Taxing vaping would be like extending sugar tax on sugar free squash

Following the reports that the Treasury planned to impose a new ‘sin tax’ on vaping as part of the next Autumn Budget, the UKVIA worked with Mary Glindon MP to secure an OpEd in the City A.M.

With support from the Labour MP, the UKVIA now have a wide range of key voices in opposition to the proposed tax, including leading think tanks, industry bodies and Parliamentarians.

Taxing vaping would be like extending sugar tax on sugar free squash

Mary Glindon MP, City A.M.

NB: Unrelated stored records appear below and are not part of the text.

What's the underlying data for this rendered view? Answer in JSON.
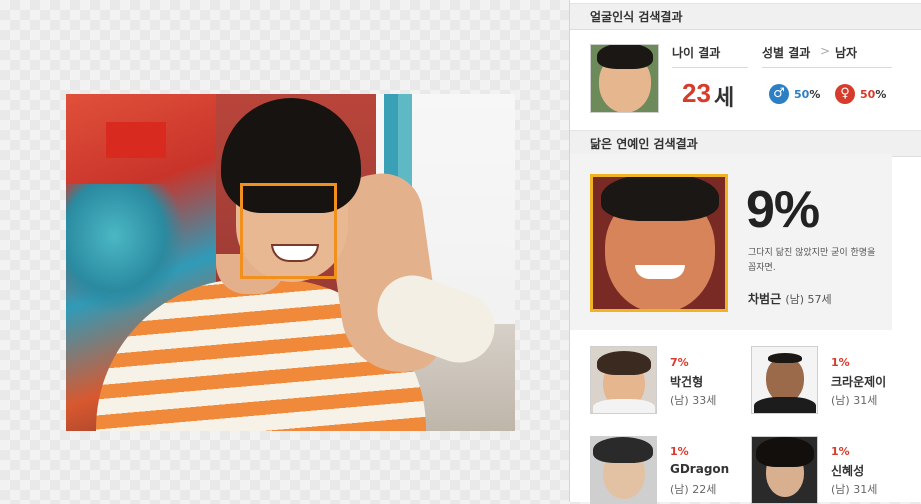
{
  "face_result": {
    "title": "얼굴인식 검색결과",
    "age_label": "나이 결과",
    "age_value": "23",
    "age_unit": "세",
    "gender_label": "성별 결과",
    "gender_sep": ">",
    "gender_value": "남자",
    "male_percent": "50",
    "female_percent": "50",
    "percent_unit": "%"
  },
  "similar": {
    "title": "닮은 연예인 검색결과",
    "best": {
      "percent": "9%",
      "description": "그다지 닮진 않았지만 굳이 한명을 꼽자면.",
      "name": "차범근",
      "meta": "(남) 57세"
    },
    "others": [
      {
        "percent": "7%",
        "name": "박건형",
        "meta": "(남) 33세"
      },
      {
        "percent": "1%",
        "name": "크라운제이",
        "meta": "(남) 31세"
      },
      {
        "percent": "1%",
        "name": "GDragon",
        "meta": "(남) 22세"
      },
      {
        "percent": "1%",
        "name": "신혜성",
        "meta": "(남) 31세"
      }
    ]
  },
  "colors": {
    "face_box": "#f2901e",
    "best_frame": "#f0b323",
    "accent_red": "#d73b2b",
    "accent_blue": "#2b7fc4"
  },
  "icons": {
    "male": "male-symbol-icon",
    "female": "female-symbol-icon"
  }
}
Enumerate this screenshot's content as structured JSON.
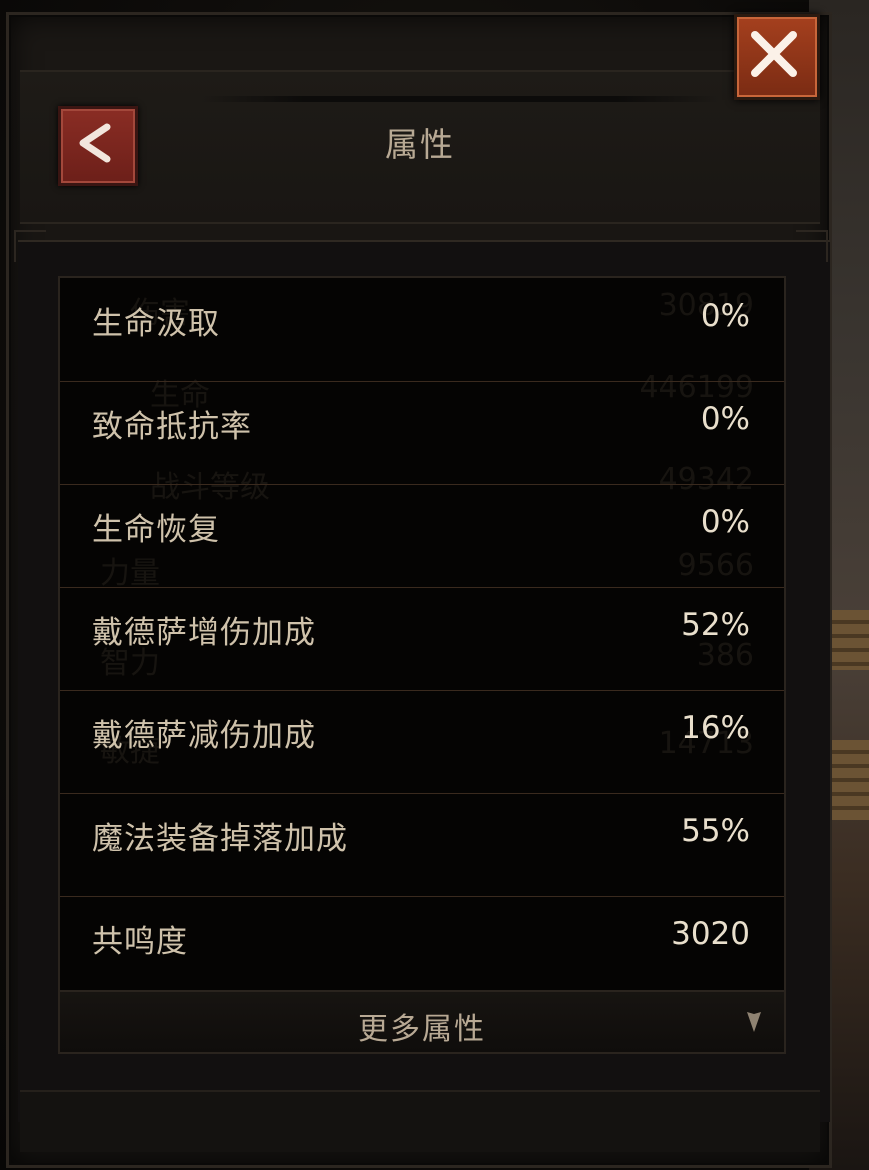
{
  "header": {
    "title": "属性",
    "back_icon": "back-arrow-icon",
    "close_icon": "close-x-icon"
  },
  "colors": {
    "accent_red": "#8a2d24",
    "close_orange": "#a5401e",
    "label_text": "#cfc2ab",
    "value_text": "#e9dfcc",
    "divider": "#3a2a1e"
  },
  "stats": [
    {
      "label": "生命汲取",
      "value": "0%"
    },
    {
      "label": "致命抵抗率",
      "value": "0%"
    },
    {
      "label": "生命恢复",
      "value": "0%"
    },
    {
      "label": "戴德萨增伤加成",
      "value": "52%"
    },
    {
      "label": "戴德萨减伤加成",
      "value": "16%"
    },
    {
      "label": "魔法装备掉落加成",
      "value": "55%"
    },
    {
      "label": "共鸣度",
      "value": "3020"
    }
  ],
  "ghost_stats": [
    {
      "label": "伤害",
      "value": "30819"
    },
    {
      "label": "生命",
      "value": "446199"
    },
    {
      "label": "战斗等级",
      "value": "49342"
    },
    {
      "label": "力量",
      "value": "9566"
    },
    {
      "label": "智力",
      "value": "386"
    },
    {
      "label": "敏捷",
      "value": "14713"
    }
  ],
  "more": {
    "label": "更多属性",
    "arrow_icon": "chevron-down-icon"
  }
}
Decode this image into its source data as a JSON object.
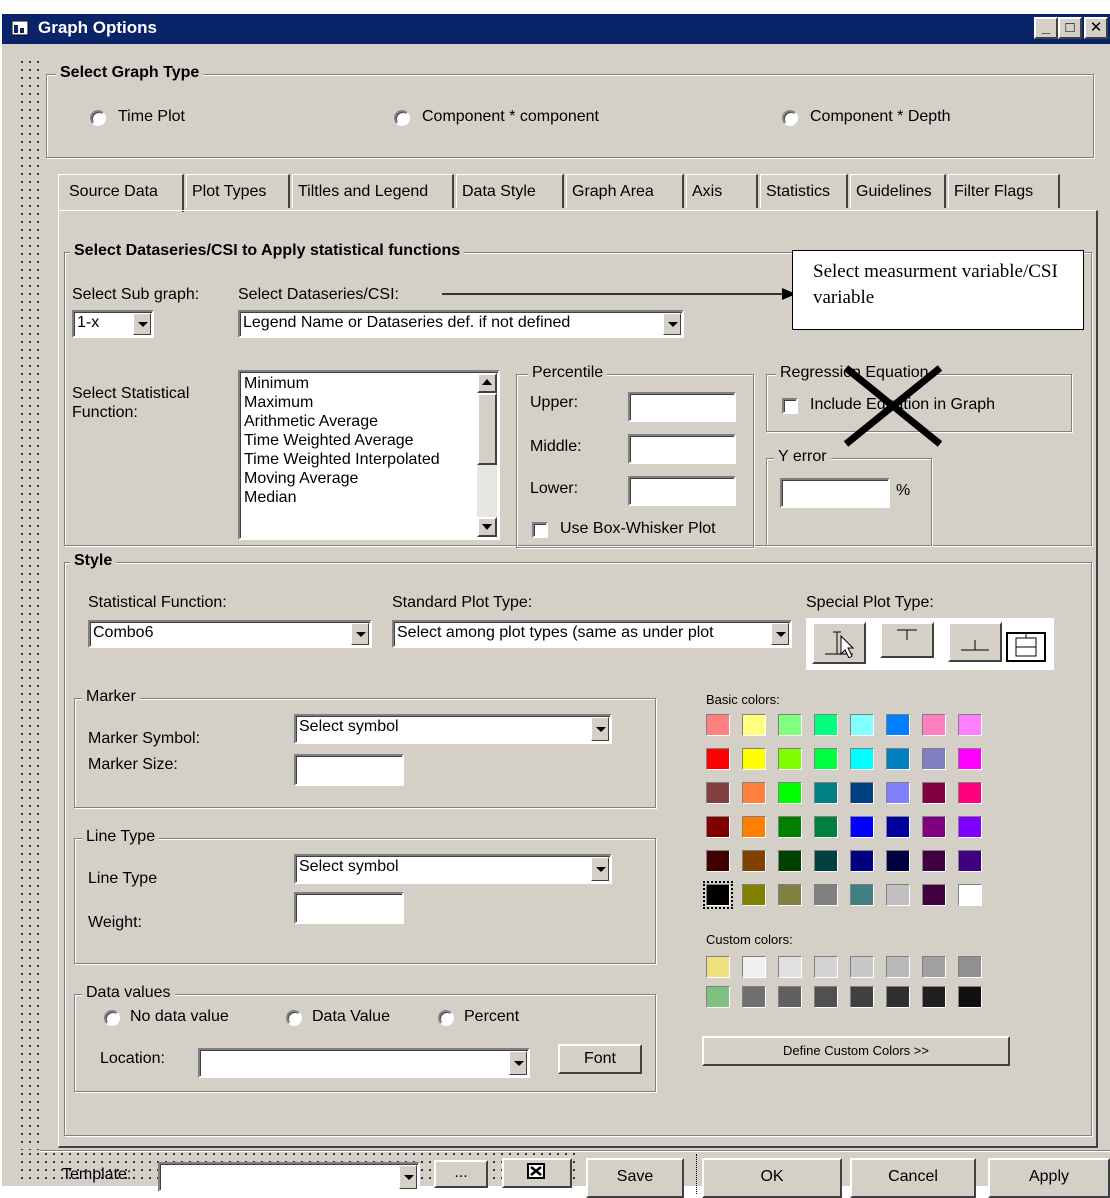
{
  "window": {
    "title": "Graph Options"
  },
  "graph_type": {
    "legend": "Select Graph Type",
    "options": [
      "Time Plot",
      "Component * component",
      "Component * Depth"
    ]
  },
  "tabs": [
    "Source Data",
    "Plot Types",
    "Tiltles and Legend",
    "Data Style",
    "Graph Area",
    "Axis",
    "Statistics",
    "Guidelines",
    "Filter Flags"
  ],
  "dataseries": {
    "legend": "Select Dataseries/CSI  to Apply statistical functions",
    "sub_graph_label": "Select Sub graph:",
    "sub_graph_value": "1-x",
    "dataseries_label": "Select Dataseries/CSI:",
    "dataseries_value": "Legend Name or Dataseries def. if not defined",
    "stat_function_label": "Select Statistical Function:",
    "functions": [
      "Minimum",
      "Maximum",
      "Arithmetic Average",
      "Time Weighted Average",
      "Time Weighted Interpolated",
      "Moving Average",
      "Median"
    ]
  },
  "percentile": {
    "legend": "Percentile",
    "upper": "Upper:",
    "middle": "Middle:",
    "lower": "Lower:",
    "boxwhisker": "Use Box-Whisker Plot"
  },
  "regression": {
    "legend": "Regression Equation",
    "include": "Include Equation in Graph"
  },
  "yerror": {
    "legend": "Y error",
    "unit": "%"
  },
  "annotation": {
    "text": "Select measurment variable/CSI variable"
  },
  "style": {
    "legend": "Style",
    "stat_func_label": "Statistical Function:",
    "stat_func_value": "Combo6",
    "std_plot_label": "Standard Plot Type:",
    "std_plot_value": "Select among  plot types (same as under plot",
    "special_plot_label": "Special Plot Type:"
  },
  "marker": {
    "legend": "Marker",
    "symbol_label": "Marker Symbol:",
    "symbol_value": "Select symbol",
    "size_label": "Marker Size:"
  },
  "linetype": {
    "legend": "Line Type",
    "type_label": "Line Type",
    "type_value": "Select symbol",
    "weight_label": "Weight:"
  },
  "datavalues": {
    "legend": "Data values",
    "options": [
      "No data value",
      "Data Value",
      "Percent"
    ],
    "location_label": "Location:",
    "font_button": "Font"
  },
  "colors": {
    "basic_label": "Basic colors:",
    "custom_label": "Custom colors:",
    "define_button": "Define Custom Colors >>",
    "basic": [
      "#ff8080",
      "#ffff80",
      "#80ff80",
      "#00ff80",
      "#80ffff",
      "#0080ff",
      "#ff80c0",
      "#ff80ff",
      "#ff0000",
      "#ffff00",
      "#80ff00",
      "#00ff40",
      "#00ffff",
      "#0080c0",
      "#8080c0",
      "#ff00ff",
      "#804040",
      "#ff8040",
      "#00ff00",
      "#008080",
      "#004080",
      "#8080ff",
      "#800040",
      "#ff0080",
      "#800000",
      "#ff8000",
      "#008000",
      "#008040",
      "#0000ff",
      "#0000a0",
      "#800080",
      "#8000ff",
      "#400000",
      "#804000",
      "#004000",
      "#004040",
      "#000080",
      "#000040",
      "#400040",
      "#400080",
      "#000000",
      "#808000",
      "#808040",
      "#808080",
      "#408080",
      "#c0c0c0",
      "#400040",
      "#ffffff"
    ],
    "custom": [
      "#f0e080",
      "#f0f0f0",
      "#e0e0e0",
      "#d4d4d4",
      "#c8c8c8",
      "#b8b8b8",
      "#a0a0a0",
      "#909090",
      "#80c080",
      "#707070",
      "#606060",
      "#505050",
      "#404040",
      "#303030",
      "#202020",
      "#101010"
    ]
  },
  "bottom": {
    "template_label": "Template:",
    "browse_button": "...",
    "save_button": "Save",
    "ok_button": "OK",
    "cancel_button": "Cancel",
    "apply_button": "Apply"
  }
}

As a non-smoker and a non-vaper, many people might wonder what my interest is in vaping. The answer is simple. I know from personal experience how beneficial vaping is for smokers who want to quit. My husband, a lifelong smoker, switched from smoking to vaping  two years ago, mainly for his health. He hasn’t had a cigarette since. I have also heard many stories in my surgery about how constituents have successfully managed to quit their smoking habits for good, through vaping, and it is clearly an effective way to improve our nation’s health. That’s why I decided, together with my parliamentary colleagues, to join the APPG for E-Cigarettes, to further investigate how vaping could complement the government’s smoking cessation strategy.

To date, the UK has been leading the way in the battle against smoking related illnesses through public health policies which support smokers wishing to quit with the help of vaping. Vaping products are a uniquely interesting innovation as their uptake has been entirely consumer-led. They have already helped millions of people reduce or stop smoking and, at zero cost to the NHS, have saved the health service vast amounts of money.

Consensus on this amongst our country’s health professionals is fairly widespread. Public health experts agree on the benefits of vaping as a tool to help smokers transition from tobacco and one of the government’s own agencies, Public Health England, issued an evidence-based report which stated that e-cigarettes are likely to be 95% less harmful than smoking.

Recently, some of my colleagues have given evidence to MPs in Australia (where vaping is banned), and it was great to see that the UK’s success in encouraging vaping is being recognised around the world. It should be a source of national pride that we in the UK listen to our doctors, and the evidence, when developing public health policy.

I was therefore very surprised to hear worrying reported rumours from Whitehall that government might be considering imposing a ‘sin tax’ on vaping, which would be in stark contradiction to the government’s own messaging to date. Such a move would risk undoing all the great work that has been done to date to encourage smoking cessation.

As lawmakers, we often use the taxation system to nudge the public towards living healthier lifestyles, hence the so-called ‘sin taxes’ on cigarettes, alcohol and sugar. Whether or not you agree with the principle of the government engaging in behavioural economics, a “vape tax” would have a regressive impact on public health. It would make no sense to on the one hand encourage people to switch whilst on the other apply further tax on it. Frankly, it would be akin to extending the ‘sugar tax’ to sugar-free squash!

The proposed ‘vaping tax’ news comes at the same time as international pressures are mounting on the industry, with the EU consulting once again on whether to place an excise duty on vaping; the World Health Organisation encouraging countries to ban vaping as part of anti-smoking strategies; and the World Customs Organisation considering whether vaping should be re-classified to pave the way for international customs duties. The joint impact of these policies, should they come into effect, would deliver a crippling triple whammy blow to vapers. Put simply, they would lead to higher prices and therefore fewer smokers switching.

Research shows that one of the principal reasons people switch to vaping from smoking, is that it is substantially cheaper. My husband was amazed at how much money he saved by switching to vaping. But without this financial incentive, it would be far less likely that many smokers will change to e-cigarettes, and more likely they would decide to stay with what they know.

But I know, and what so many of my colleagues in Parliament who regularly discuss this area know,  is that smoking severely damages your health and puts huge pressures on our health service. That is why it is so important that we continue to pursue effective harm-reduction policies. A vape tax would fly in the face of that goal.

As a nation, we now have an opportunity to lead the world on public health. If statistics show that vaping can make a positive contribution to our health, and they do, then it is vitally important that we keep the cost of vaping well below that of cigarettes. There are almost 7 million smokers in the UK and, if the government is to help them stop, then vaping must play a key part of the solution.